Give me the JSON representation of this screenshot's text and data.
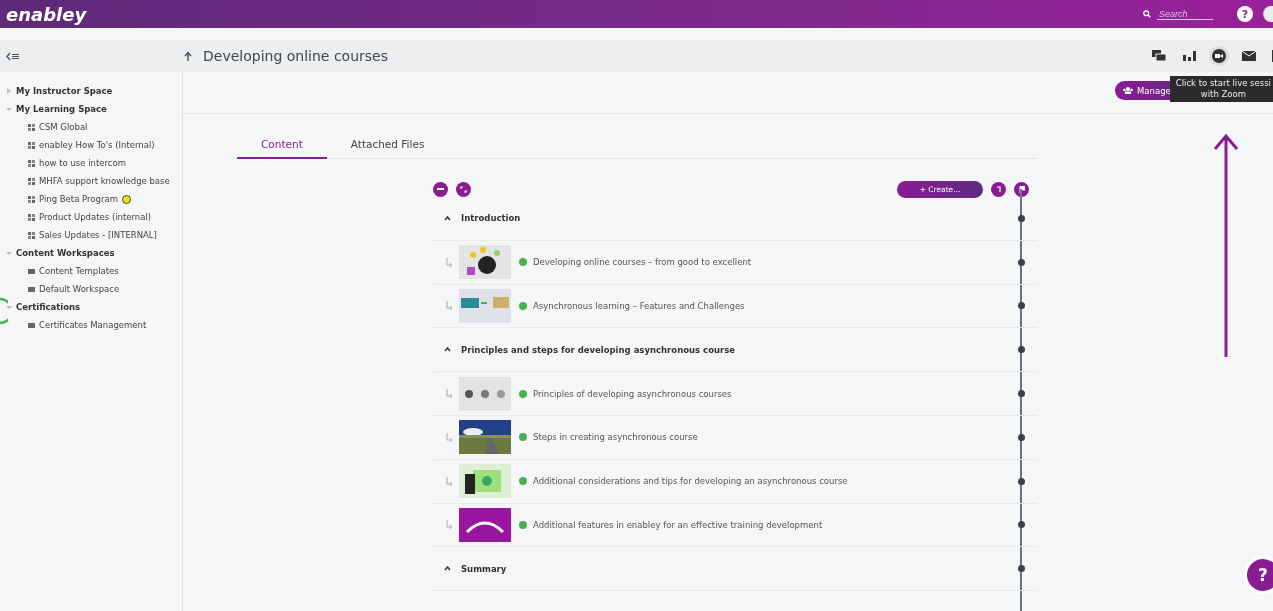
{
  "header": {
    "logo": "enabley",
    "search": {
      "placeholder": "Search"
    },
    "help": "?"
  },
  "toolbar": {
    "title": "Developing online courses",
    "tooltip": [
      "Click to start live sessi",
      "with Zoom"
    ]
  },
  "sidebar": {
    "items": [
      {
        "label": "My Instructor Space",
        "expanded": false
      },
      {
        "label": "My Learning Space",
        "expanded": true,
        "children": [
          {
            "label": "CSM Global",
            "kind": "space"
          },
          {
            "label": "enabley How To's (Internal)",
            "kind": "space"
          },
          {
            "label": "how to use intercom",
            "kind": "space"
          },
          {
            "label": "MHFA support knowledge base",
            "kind": "space"
          },
          {
            "label": "Ping Beta Program",
            "kind": "space",
            "color": "#f2e600"
          },
          {
            "label": "Product Updates (internal)",
            "kind": "space"
          },
          {
            "label": "Sales Updates - [INTERNAL]",
            "kind": "space"
          }
        ]
      },
      {
        "label": "Content Workspaces",
        "expanded": true,
        "children": [
          {
            "label": "Content Templates",
            "kind": "workspace"
          },
          {
            "label": "Default Workspace",
            "kind": "workspace"
          }
        ]
      },
      {
        "label": "Certifications",
        "expanded": true,
        "children": [
          {
            "label": "Certificates Management",
            "kind": "workspace"
          }
        ]
      }
    ]
  },
  "actions": {
    "manage": "Manage"
  },
  "tabs": [
    {
      "label": "Content",
      "selected": true
    },
    {
      "label": "Attached Files",
      "selected": false
    }
  ],
  "content": {
    "create": "+ Create...",
    "rows": [
      {
        "kind": "section",
        "title": "Introduction",
        "expanded": true
      },
      {
        "kind": "lesson",
        "title": "Developing online courses – from good to excellent",
        "color": "#4caf50"
      },
      {
        "kind": "lesson",
        "title": "Asynchronous learning – Features and Challenges",
        "color": "#4caf50"
      },
      {
        "kind": "section",
        "title": "Principles and steps for developing asynchronous course",
        "expanded": true
      },
      {
        "kind": "lesson",
        "title": "Principles of developing asynchronous courses",
        "color": "#4caf50"
      },
      {
        "kind": "lesson",
        "title": "Steps in creating asynchronous course",
        "color": "#4caf50"
      },
      {
        "kind": "lesson",
        "title": "Additional considerations and tips for developing an asynchronous course",
        "color": "#4caf50"
      },
      {
        "kind": "lesson",
        "title": "Additional features in enabley for an effective training development",
        "color": "#4caf50"
      },
      {
        "kind": "section",
        "title": "Summary",
        "expanded": true
      }
    ]
  },
  "fab": "?"
}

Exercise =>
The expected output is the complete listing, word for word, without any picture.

Result of this exercise =>
Give me the JSON representation of this screenshot's text and data.
{
  "header": {
    "logo": "enabley",
    "search": {
      "placeholder": "Search"
    },
    "help": "?"
  },
  "toolbar": {
    "title": "Developing online courses",
    "tooltip": [
      "Click to start live sessi",
      "with Zoom"
    ]
  },
  "sidebar": {
    "items": [
      {
        "label": "My Instructor Space",
        "expanded": false
      },
      {
        "label": "My Learning Space",
        "expanded": true,
        "children": [
          {
            "label": "CSM Global",
            "kind": "space"
          },
          {
            "label": "enabley How To's (Internal)",
            "kind": "space"
          },
          {
            "label": "how to use intercom",
            "kind": "space"
          },
          {
            "label": "MHFA support knowledge base",
            "kind": "space"
          },
          {
            "label": "Ping Beta Program",
            "kind": "space",
            "color": "#f2e600"
          },
          {
            "label": "Product Updates (internal)",
            "kind": "space"
          },
          {
            "label": "Sales Updates - [INTERNAL]",
            "kind": "space"
          }
        ]
      },
      {
        "label": "Content Workspaces",
        "expanded": true,
        "children": [
          {
            "label": "Content Templates",
            "kind": "workspace"
          },
          {
            "label": "Default Workspace",
            "kind": "workspace"
          }
        ]
      },
      {
        "label": "Certifications",
        "expanded": true,
        "children": [
          {
            "label": "Certificates Management",
            "kind": "workspace"
          }
        ]
      }
    ]
  },
  "actions": {
    "manage": "Manage"
  },
  "tabs": [
    {
      "label": "Content",
      "selected": true
    },
    {
      "label": "Attached Files",
      "selected": false
    }
  ],
  "content": {
    "create": "+ Create...",
    "rows": [
      {
        "kind": "section",
        "title": "Introduction",
        "expanded": true
      },
      {
        "kind": "lesson",
        "title": "Developing online courses – from good to excellent",
        "color": "#4caf50"
      },
      {
        "kind": "lesson",
        "title": "Asynchronous learning – Features and Challenges",
        "color": "#4caf50"
      },
      {
        "kind": "section",
        "title": "Principles and steps for developing asynchronous course",
        "expanded": true
      },
      {
        "kind": "lesson",
        "title": "Principles of developing asynchronous courses",
        "color": "#4caf50"
      },
      {
        "kind": "lesson",
        "title": "Steps in creating asynchronous course",
        "color": "#4caf50"
      },
      {
        "kind": "lesson",
        "title": "Additional considerations and tips for developing an asynchronous course",
        "color": "#4caf50"
      },
      {
        "kind": "lesson",
        "title": "Additional features in enabley for an effective training development",
        "color": "#4caf50"
      },
      {
        "kind": "section",
        "title": "Summary",
        "expanded": true
      }
    ]
  },
  "fab": "?"
}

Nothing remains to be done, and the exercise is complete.